- ASSIGNMENT
Determine how many lines of the entries that follow contain "date", and respond with that number alone.

- INFORMATION SUPPLIED
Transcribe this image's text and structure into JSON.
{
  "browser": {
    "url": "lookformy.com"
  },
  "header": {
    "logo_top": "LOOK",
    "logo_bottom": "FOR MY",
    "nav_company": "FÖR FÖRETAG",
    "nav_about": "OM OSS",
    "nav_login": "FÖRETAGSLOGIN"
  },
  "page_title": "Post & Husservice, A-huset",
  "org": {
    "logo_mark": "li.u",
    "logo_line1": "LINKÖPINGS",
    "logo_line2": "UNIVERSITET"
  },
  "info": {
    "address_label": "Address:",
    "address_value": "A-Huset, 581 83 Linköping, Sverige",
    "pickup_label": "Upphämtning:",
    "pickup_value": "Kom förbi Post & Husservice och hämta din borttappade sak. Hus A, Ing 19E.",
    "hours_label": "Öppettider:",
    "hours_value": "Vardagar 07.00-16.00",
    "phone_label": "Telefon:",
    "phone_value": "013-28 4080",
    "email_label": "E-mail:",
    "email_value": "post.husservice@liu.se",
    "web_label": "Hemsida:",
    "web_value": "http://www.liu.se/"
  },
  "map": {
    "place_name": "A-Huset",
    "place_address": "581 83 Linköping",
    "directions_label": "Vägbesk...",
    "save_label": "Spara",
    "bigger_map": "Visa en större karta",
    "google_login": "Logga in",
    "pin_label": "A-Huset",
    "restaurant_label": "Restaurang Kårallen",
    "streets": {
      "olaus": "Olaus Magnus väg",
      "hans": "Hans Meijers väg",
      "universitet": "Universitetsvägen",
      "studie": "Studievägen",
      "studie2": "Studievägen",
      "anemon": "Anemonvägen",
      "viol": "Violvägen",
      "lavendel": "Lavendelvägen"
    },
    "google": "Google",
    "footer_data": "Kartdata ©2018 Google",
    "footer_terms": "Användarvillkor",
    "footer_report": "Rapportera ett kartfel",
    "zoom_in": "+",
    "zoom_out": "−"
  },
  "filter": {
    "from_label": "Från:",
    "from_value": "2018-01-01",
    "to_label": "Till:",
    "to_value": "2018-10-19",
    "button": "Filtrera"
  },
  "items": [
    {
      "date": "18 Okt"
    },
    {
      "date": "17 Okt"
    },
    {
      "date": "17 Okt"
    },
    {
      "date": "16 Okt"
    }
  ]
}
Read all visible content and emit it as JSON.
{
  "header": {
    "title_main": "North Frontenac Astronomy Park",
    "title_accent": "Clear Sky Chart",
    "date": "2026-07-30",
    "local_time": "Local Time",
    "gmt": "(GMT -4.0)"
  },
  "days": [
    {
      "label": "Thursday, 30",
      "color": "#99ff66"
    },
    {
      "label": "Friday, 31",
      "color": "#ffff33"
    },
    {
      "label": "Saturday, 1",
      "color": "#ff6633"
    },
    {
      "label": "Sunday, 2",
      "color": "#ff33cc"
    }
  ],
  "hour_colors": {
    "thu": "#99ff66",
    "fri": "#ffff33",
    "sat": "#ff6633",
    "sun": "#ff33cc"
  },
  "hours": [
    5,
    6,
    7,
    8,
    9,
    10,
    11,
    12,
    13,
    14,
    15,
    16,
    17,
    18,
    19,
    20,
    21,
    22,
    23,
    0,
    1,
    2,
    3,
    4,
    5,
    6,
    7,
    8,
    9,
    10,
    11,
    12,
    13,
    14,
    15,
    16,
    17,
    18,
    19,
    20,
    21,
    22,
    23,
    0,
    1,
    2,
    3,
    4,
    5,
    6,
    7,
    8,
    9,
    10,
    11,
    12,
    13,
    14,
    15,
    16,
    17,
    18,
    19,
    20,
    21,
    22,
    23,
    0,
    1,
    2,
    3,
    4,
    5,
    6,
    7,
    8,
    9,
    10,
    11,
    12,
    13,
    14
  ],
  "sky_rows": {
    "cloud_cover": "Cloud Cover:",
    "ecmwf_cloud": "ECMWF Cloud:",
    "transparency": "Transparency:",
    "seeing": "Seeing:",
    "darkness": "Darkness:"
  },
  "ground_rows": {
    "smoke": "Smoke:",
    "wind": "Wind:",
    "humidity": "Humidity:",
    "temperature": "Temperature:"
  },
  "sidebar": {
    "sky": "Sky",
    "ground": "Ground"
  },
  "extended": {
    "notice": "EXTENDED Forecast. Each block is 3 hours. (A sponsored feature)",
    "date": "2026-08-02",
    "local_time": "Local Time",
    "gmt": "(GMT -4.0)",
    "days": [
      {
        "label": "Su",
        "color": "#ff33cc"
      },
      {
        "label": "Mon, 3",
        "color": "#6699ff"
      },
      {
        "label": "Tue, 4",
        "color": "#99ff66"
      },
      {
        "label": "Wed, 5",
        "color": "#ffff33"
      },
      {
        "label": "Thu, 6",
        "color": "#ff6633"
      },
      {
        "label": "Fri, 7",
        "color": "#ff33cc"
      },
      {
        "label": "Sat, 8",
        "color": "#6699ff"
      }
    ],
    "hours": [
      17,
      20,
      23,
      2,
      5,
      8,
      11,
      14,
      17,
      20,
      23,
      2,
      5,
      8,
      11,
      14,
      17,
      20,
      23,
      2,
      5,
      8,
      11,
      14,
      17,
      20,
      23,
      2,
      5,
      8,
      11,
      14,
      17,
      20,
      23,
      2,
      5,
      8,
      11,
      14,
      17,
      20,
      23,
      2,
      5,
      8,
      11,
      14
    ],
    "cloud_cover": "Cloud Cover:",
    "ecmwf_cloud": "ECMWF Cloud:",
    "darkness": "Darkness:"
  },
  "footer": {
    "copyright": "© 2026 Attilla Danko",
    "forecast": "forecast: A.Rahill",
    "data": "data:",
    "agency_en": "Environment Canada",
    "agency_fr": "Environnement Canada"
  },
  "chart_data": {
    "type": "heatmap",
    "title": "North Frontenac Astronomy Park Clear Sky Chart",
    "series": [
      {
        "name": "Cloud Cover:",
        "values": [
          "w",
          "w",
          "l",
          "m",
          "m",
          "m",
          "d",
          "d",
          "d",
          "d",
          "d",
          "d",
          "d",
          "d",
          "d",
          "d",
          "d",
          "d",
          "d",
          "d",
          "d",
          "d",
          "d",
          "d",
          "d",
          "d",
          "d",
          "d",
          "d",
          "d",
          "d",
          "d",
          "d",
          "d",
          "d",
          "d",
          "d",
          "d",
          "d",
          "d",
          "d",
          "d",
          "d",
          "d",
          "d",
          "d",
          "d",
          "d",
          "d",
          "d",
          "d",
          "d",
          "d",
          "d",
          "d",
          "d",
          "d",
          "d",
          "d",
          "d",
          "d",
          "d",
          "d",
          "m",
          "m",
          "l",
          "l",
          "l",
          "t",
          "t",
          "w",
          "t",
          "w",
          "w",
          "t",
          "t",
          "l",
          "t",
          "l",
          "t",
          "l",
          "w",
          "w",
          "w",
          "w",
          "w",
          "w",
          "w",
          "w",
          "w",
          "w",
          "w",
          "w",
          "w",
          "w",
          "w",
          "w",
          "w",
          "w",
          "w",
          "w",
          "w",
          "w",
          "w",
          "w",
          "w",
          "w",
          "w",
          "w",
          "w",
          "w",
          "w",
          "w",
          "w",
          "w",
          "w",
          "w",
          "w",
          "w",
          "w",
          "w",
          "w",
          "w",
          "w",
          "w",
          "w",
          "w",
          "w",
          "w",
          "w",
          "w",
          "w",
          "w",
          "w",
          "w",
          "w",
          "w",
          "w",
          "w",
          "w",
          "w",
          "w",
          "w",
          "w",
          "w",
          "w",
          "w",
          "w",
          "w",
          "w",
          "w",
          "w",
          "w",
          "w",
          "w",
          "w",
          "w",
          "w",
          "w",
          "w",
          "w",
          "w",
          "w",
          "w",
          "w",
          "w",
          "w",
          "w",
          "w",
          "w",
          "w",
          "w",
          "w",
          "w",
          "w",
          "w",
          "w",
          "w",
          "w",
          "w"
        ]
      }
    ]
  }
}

- SOLUTION TO THIS PROBLEM
6